“After 15 years in the NBA, I’m excited, sad, fortunate and grateful all in one breath,” Livingston wrote. “Hard to put into a caption all of the emotions it takes to try and accomplish your dreams.
“I wasn’t supposed to be here. Anybody that has beat the odds understands the mental and emotional strain it takes to inspire yourself on an uphill war, let alone inspire others. ‘The injury’ gave me a chance to find and prove to myself (and the world) that I wouldn’t be defined by my circumstances. With my time in the League what I will be most proud of is the fact that my character, values and faith were tested, and I persevered.”
The fourth overall pick in the 2004 draft, Livingston began his NBA career with the Clippers and was on the rise when his development was derailed by a catastrophic knee injury in his third season. In addition to tearing his ACL and PCL, Livingston also dislocated his kneecap, tore his lateral meniscus, sprained his MCL, and dislocated his patella.
While there were doubts about his ability to return as an effective NBA player following that injury, Livingston eventually made his way back to the court and appeared in over 800 more games (including the playoffs) for the Heat, Thunder, Wizards, Bobcats, Bucks, Cavaliers, Nets, and Warriors.
Livingston, who turned 34 years old on Wednesday, was a key contributor off the bench for Golden State during the team’s recent run of five consecutive NBA Finals appearances. During those five years, the 6’7″ guard averaged 5.4 PPG and 2.4 APG in 367 regular season contests (17.5 MPG) and won three titles with the Warriors.
Livingston was released earlier this summer before his contract for 2019/20 could become fully guaranteed because the Dubs were obligated to keep team salary below a hard cap. It’s not clear if he would have played one more season in Golden State if the club had been able to keep him on its roster or if he would have ultimately decided to retire anyway.
For what it’s worth, a report at the time of his release indicated that Livingston intended to continue his career.
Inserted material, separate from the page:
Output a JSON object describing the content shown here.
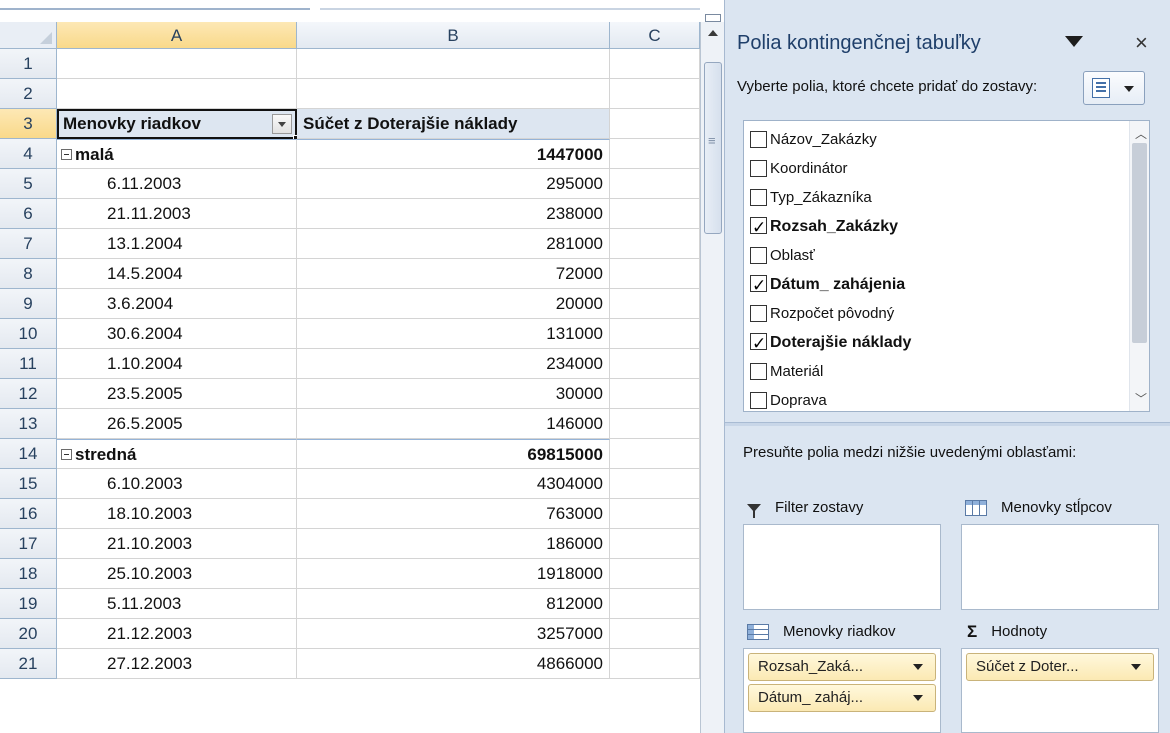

Assuming that report was accurate, it seems the Illinois native either had a change of heart or didn’t find an opportunity he liked.
Livingston’s next step is not yet known, but a July report suggested the Warriors would likely offer him a role in the organization upon his retirement.
Photo courtesy of USA Today Sports Images.